  14. ^ Institution of Civil Engineers (Great Britain) (1861). Minutes of Proceedings of the Institution of Civil Engineers (Digitized 2006-06-06 by Google Books online). London: O The Institution. p. 319. Retrieved 2009-01-10. 
  15. ^ a b c d e f g h i j k l m n o Wick, Marc (2008). "GeoNames Fulltextsearch: United Kingdom, undersea". GeoNames wiki interface. Retrieved 2008-11-28. 
  16. ^ a b c d e f g h i j k l m n o p q r "VLIMAR, the VLIz MARine Gazetteer". Retrieved 2008-11-28.  To expand the Geographic Tree and see the child Geographic names look in North Atlantic Ocean, North Sea.
  17. ^ "LIS No. 10 - North Sea 1974" (pdf). International Boundary Study Series A Limits in the Seas North Sea Continental Shelf Boundaries. The Geographer, Bureau of Intelligence and Research of the Department of State. June 14, 1974. Retrieved 2008-12-05.  To expand the Geographic Tree and see the child Geographic names look in North Atlantic Ocean, North Sea.
  18. ^ "Flamborough Head". Special Areas of Conservation (SAC). Retrieved 2008-11-28. 
  19. ^ "VLIMAR, the VLIz MARine Gazetteer". Retrieved 2008-11-28. 
  20. ^ a b c d "Observations Data". Retrieved 2008-11-28. 
  21. ^ Gaffney, Vincent; Simon Finch; Kenneth Thomson (2007). Mapping Doggerland: The Mesolithic Landscapes of the Southern North Sea (Digitized 2007-10-11 by Google Books online). Archaeopress. p. 43. ISBN 9781905739141. Retrieved 2008-12-26. 
  22. ^ Foschini L. (1999). "A solution for the Tunguska event". Astronomy & Astrophysics. 342: L1. arXiv:astro-ph/9808312Freely accessible. Bibcode:1999A&A...342L...1F.  Abstract
  23. ^ "No. 26728". The London Gazette. 7 April 1896. p. 2165. 
  24. ^ "Germany - Schleswig-Holstein Wadden Sea and adjacent areas". Retrieved 2008-11-28. 

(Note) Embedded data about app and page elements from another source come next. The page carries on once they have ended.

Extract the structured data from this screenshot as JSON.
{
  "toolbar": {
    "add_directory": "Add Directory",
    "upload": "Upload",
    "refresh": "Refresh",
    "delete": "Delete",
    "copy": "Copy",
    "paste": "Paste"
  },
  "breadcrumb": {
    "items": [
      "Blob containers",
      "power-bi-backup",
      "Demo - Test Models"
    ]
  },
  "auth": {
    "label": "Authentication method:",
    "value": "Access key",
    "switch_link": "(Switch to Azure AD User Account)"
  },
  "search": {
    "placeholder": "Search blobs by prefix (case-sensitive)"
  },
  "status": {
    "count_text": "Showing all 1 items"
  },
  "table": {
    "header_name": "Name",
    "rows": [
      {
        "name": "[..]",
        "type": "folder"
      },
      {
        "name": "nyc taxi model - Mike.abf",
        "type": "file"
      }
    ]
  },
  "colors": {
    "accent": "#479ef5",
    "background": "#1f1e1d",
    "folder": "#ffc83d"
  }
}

  25. ^ "The Wash and North Norfolk Coast - Special Area of Conservation ..." Retrieved 2008-11-28.